Dataset rows describing interfaces
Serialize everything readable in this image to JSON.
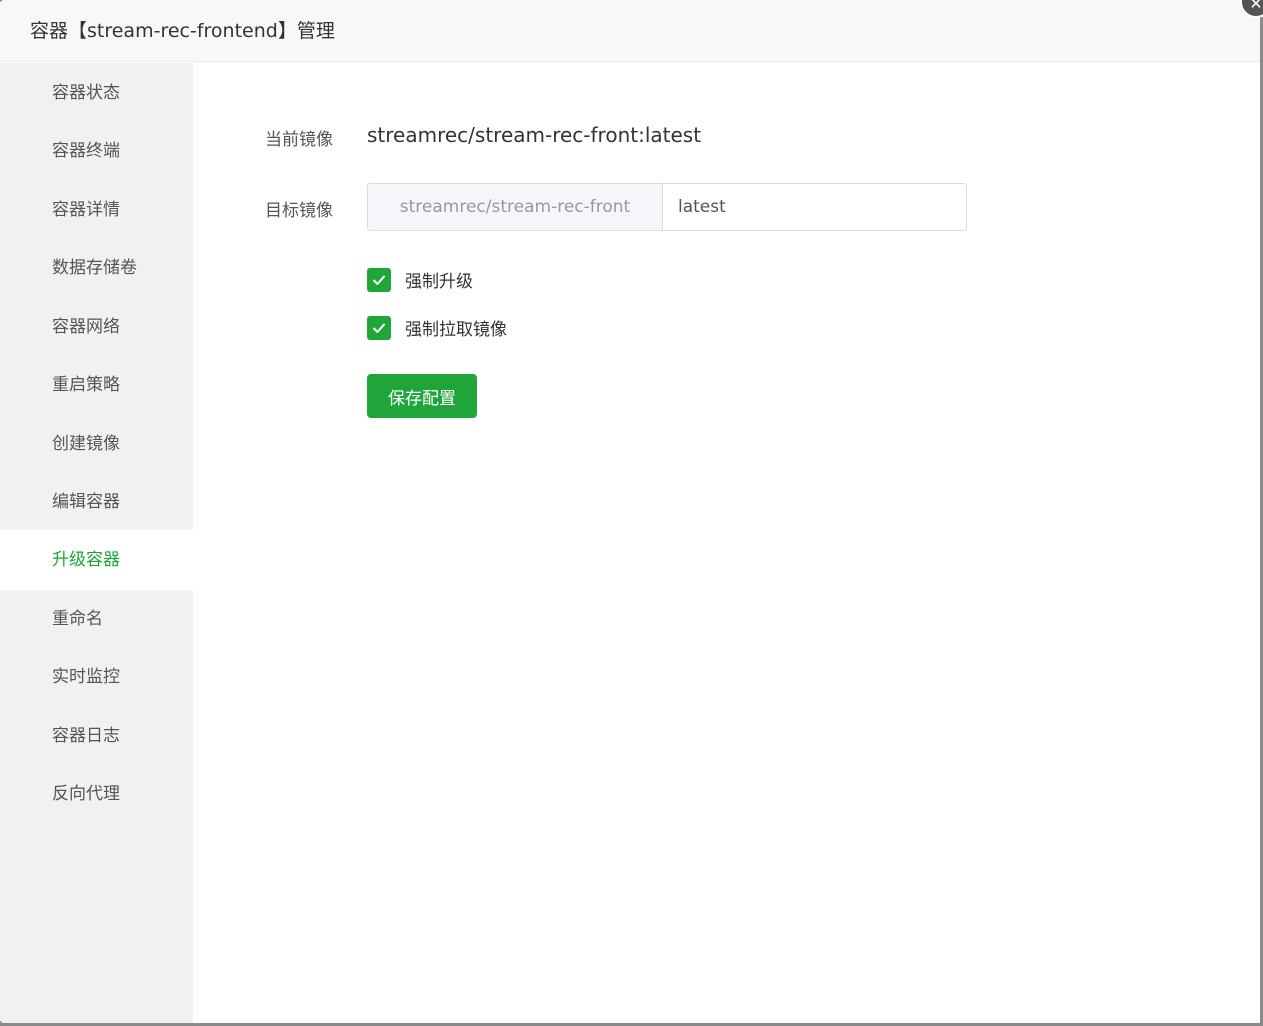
{
  "dialog": {
    "title": "容器【stream-rec-frontend】管理",
    "close_icon": "close-icon"
  },
  "sidebar": {
    "items": [
      {
        "label": "容器状态",
        "active": false
      },
      {
        "label": "容器终端",
        "active": false
      },
      {
        "label": "容器详情",
        "active": false
      },
      {
        "label": "数据存储卷",
        "active": false
      },
      {
        "label": "容器网络",
        "active": false
      },
      {
        "label": "重启策略",
        "active": false
      },
      {
        "label": "创建镜像",
        "active": false
      },
      {
        "label": "编辑容器",
        "active": false
      },
      {
        "label": "升级容器",
        "active": true
      },
      {
        "label": "重命名",
        "active": false
      },
      {
        "label": "实时监控",
        "active": false
      },
      {
        "label": "容器日志",
        "active": false
      },
      {
        "label": "反向代理",
        "active": false
      }
    ]
  },
  "form": {
    "current_image_label": "当前镜像",
    "current_image_value": "streamrec/stream-rec-front:latest",
    "target_image_label": "目标镜像",
    "target_image_prefix": "streamrec/stream-rec-front",
    "target_image_tag": "latest",
    "force_upgrade_label": "强制升级",
    "force_upgrade_checked": true,
    "force_pull_label": "强制拉取镜像",
    "force_pull_checked": true,
    "save_label": "保存配置"
  },
  "colors": {
    "accent": "#20a53a",
    "sidebar_bg": "#f1f1f1",
    "header_bg": "#f8f8f8"
  }
}
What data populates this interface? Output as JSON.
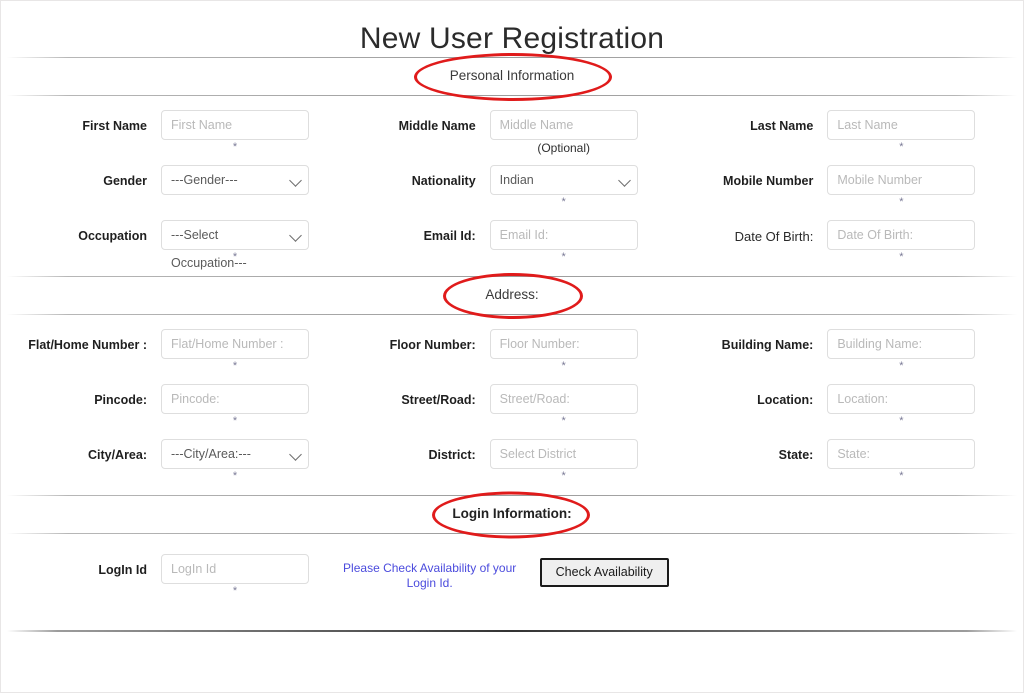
{
  "page": {
    "title": "New User Registration"
  },
  "sections": {
    "personal": {
      "heading": "Personal Information",
      "rows": [
        {
          "fields": [
            {
              "label": "First Name",
              "type": "text",
              "placeholder": "First Name",
              "value": "",
              "marker": "*"
            },
            {
              "label": "Middle Name",
              "type": "text",
              "placeholder": "Middle Name",
              "value": "",
              "marker": "(Optional)"
            },
            {
              "label": "Last Name",
              "type": "text",
              "placeholder": "Last Name",
              "value": "",
              "marker": "*"
            }
          ]
        },
        {
          "fields": [
            {
              "label": "Gender",
              "type": "select",
              "selected": "---Gender---",
              "marker": ""
            },
            {
              "label": "Nationality",
              "type": "select",
              "selected": "Indian",
              "marker": "*"
            },
            {
              "label": "Mobile Number",
              "type": "text",
              "placeholder": "Mobile Number",
              "value": "",
              "marker": "*"
            }
          ]
        },
        {
          "fields": [
            {
              "label": "Occupation",
              "type": "select",
              "selected": "---Select Occupation---",
              "marker": "*"
            },
            {
              "label": "Email Id:",
              "type": "text",
              "placeholder": "Email Id:",
              "value": "",
              "marker": "*"
            },
            {
              "label": "Date Of Birth:",
              "type": "text",
              "placeholder": "Date Of Birth:",
              "value": "",
              "marker": "*",
              "label_style": "normal"
            }
          ]
        }
      ]
    },
    "address": {
      "heading": "Address:",
      "rows": [
        {
          "fields": [
            {
              "label": "Flat/Home Number :",
              "type": "text",
              "placeholder": "Flat/Home Number :",
              "value": "",
              "marker": "*"
            },
            {
              "label": "Floor Number:",
              "type": "text",
              "placeholder": "Floor Number:",
              "value": "",
              "marker": "*"
            },
            {
              "label": "Building Name:",
              "type": "text",
              "placeholder": "Building Name:",
              "value": "",
              "marker": "*"
            }
          ]
        },
        {
          "fields": [
            {
              "label": "Pincode:",
              "type": "text",
              "placeholder": "Pincode:",
              "value": "",
              "marker": "*"
            },
            {
              "label": "Street/Road:",
              "type": "text",
              "placeholder": "Street/Road:",
              "value": "",
              "marker": "*"
            },
            {
              "label": "Location:",
              "type": "text",
              "placeholder": "Location:",
              "value": "",
              "marker": "*"
            }
          ]
        },
        {
          "fields": [
            {
              "label": "City/Area:",
              "type": "select",
              "selected": "---City/Area:---",
              "marker": "*"
            },
            {
              "label": "District:",
              "type": "text",
              "placeholder": "Select District",
              "value": "",
              "marker": "*"
            },
            {
              "label": "State:",
              "type": "text",
              "placeholder": "State:",
              "value": "",
              "marker": "*"
            }
          ]
        }
      ]
    },
    "login": {
      "heading": "Login Information:",
      "login_id_label": "LogIn Id",
      "login_id_placeholder": "LogIn Id",
      "login_id_value": "",
      "login_id_marker": "*",
      "note_line_1": "Please Check Availability of",
      "note_line_2": "your Login Id.",
      "check_button_label": "Check Availability"
    }
  },
  "colors": {
    "annotation_ellipse": "#e01b1b",
    "link_text": "#4b4bdd",
    "title_text": "#2b2b2b",
    "label_text": "#1f1f1f",
    "placeholder_text": "#b9b9b9",
    "input_border": "#dedede",
    "button_border": "#1a1a1a",
    "button_fill": "#efefef"
  }
}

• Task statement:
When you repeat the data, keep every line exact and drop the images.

• Written response:
Serialize everything readable in this image to JSON.
{
  "dialog": {
    "title": "容器【stream-rec-frontend】管理",
    "close_icon": "close-icon"
  },
  "sidebar": {
    "items": [
      {
        "label": "容器状态",
        "active": false
      },
      {
        "label": "容器终端",
        "active": false
      },
      {
        "label": "容器详情",
        "active": false
      },
      {
        "label": "数据存储卷",
        "active": false
      },
      {
        "label": "容器网络",
        "active": false
      },
      {
        "label": "重启策略",
        "active": false
      },
      {
        "label": "创建镜像",
        "active": false
      },
      {
        "label": "编辑容器",
        "active": false
      },
      {
        "label": "升级容器",
        "active": true
      },
      {
        "label": "重命名",
        "active": false
      },
      {
        "label": "实时监控",
        "active": false
      },
      {
        "label": "容器日志",
        "active": false
      },
      {
        "label": "反向代理",
        "active": false
      }
    ]
  },
  "form": {
    "current_image_label": "当前镜像",
    "current_image_value": "streamrec/stream-rec-front:latest",
    "target_image_label": "目标镜像",
    "target_image_prefix": "streamrec/stream-rec-front",
    "target_image_tag": "latest",
    "force_upgrade_label": "强制升级",
    "force_upgrade_checked": true,
    "force_pull_label": "强制拉取镜像",
    "force_pull_checked": true,
    "save_label": "保存配置"
  },
  "colors": {
    "accent": "#20a53a",
    "sidebar_bg": "#f1f1f1",
    "header_bg": "#f8f8f8"
  }
}
What data populates this interface? Output as JSON.
{
  "page": {
    "title": "New User Registration"
  },
  "sections": {
    "personal": {
      "heading": "Personal Information",
      "rows": [
        {
          "fields": [
            {
              "label": "First Name",
              "type": "text",
              "placeholder": "First Name",
              "value": "",
              "marker": "*"
            },
            {
              "label": "Middle Name",
              "type": "text",
              "placeholder": "Middle Name",
              "value": "",
              "marker": "(Optional)"
            },
            {
              "label": "Last Name",
              "type": "text",
              "placeholder": "Last Name",
              "value": "",
              "marker": "*"
            }
          ]
        },
        {
          "fields": [
            {
              "label": "Gender",
              "type": "select",
              "selected": "---Gender---",
              "marker": ""
            },
            {
              "label": "Nationality",
              "type": "select",
              "selected": "Indian",
              "marker": "*"
            },
            {
              "label": "Mobile Number",
              "type": "text",
              "placeholder": "Mobile Number",
              "value": "",
              "marker": "*"
            }
          ]
        },
        {
          "fields": [
            {
              "label": "Occupation",
              "type": "select",
              "selected": "---Select Occupation---",
              "marker": "*"
            },
            {
              "label": "Email Id:",
              "type": "text",
              "placeholder": "Email Id:",
              "value": "",
              "marker": "*"
            },
            {
              "label": "Date Of Birth:",
              "type": "text",
              "placeholder": "Date Of Birth:",
              "value": "",
              "marker": "*",
              "label_style": "normal"
            }
          ]
        }
      ]
    },
    "address": {
      "heading": "Address:",
      "rows": [
        {
          "fields": [
            {
              "label": "Flat/Home Number :",
              "type": "text",
              "placeholder": "Flat/Home Number :",
              "value": "",
              "marker": "*"
            },
            {
              "label": "Floor Number:",
              "type": "text",
              "placeholder": "Floor Number:",
              "value": "",
              "marker": "*"
            },
            {
              "label": "Building Name:",
              "type": "text",
              "placeholder": "Building Name:",
              "value": "",
              "marker": "*"
            }
          ]
        },
        {
          "fields": [
            {
              "label": "Pincode:",
              "type": "text",
              "placeholder": "Pincode:",
              "value": "",
              "marker": "*"
            },
            {
              "label": "Street/Road:",
              "type": "text",
              "placeholder": "Street/Road:",
              "value": "",
              "marker": "*"
            },
            {
              "label": "Location:",
              "type": "text",
              "placeholder": "Location:",
              "value": "",
              "marker": "*"
            }
          ]
        },
        {
          "fields": [
            {
              "label": "City/Area:",
              "type": "select",
              "selected": "---City/Area:---",
              "marker": "*"
            },
            {
              "label": "District:",
              "type": "text",
              "placeholder": "Select District",
              "value": "",
              "marker": "*"
            },
            {
              "label": "State:",
              "type": "text",
              "placeholder": "State:",
              "value": "",
              "marker": "*"
            }
          ]
        }
      ]
    },
    "login": {
      "heading": "Login Information:",
      "login_id_label": "LogIn Id",
      "login_id_placeholder": "LogIn Id",
      "login_id_value": "",
      "login_id_marker": "*",
      "note_line_1": "Please Check Availability of",
      "note_line_2": "your Login Id.",
      "check_button_label": "Check Availability"
    }
  },
  "colors": {
    "annotation_ellipse": "#e01b1b",
    "link_text": "#4b4bdd",
    "title_text": "#2b2b2b",
    "label_text": "#1f1f1f",
    "placeholder_text": "#b9b9b9",
    "input_border": "#dedede",
    "button_border": "#1a1a1a",
    "button_fill": "#efefef"
  }
}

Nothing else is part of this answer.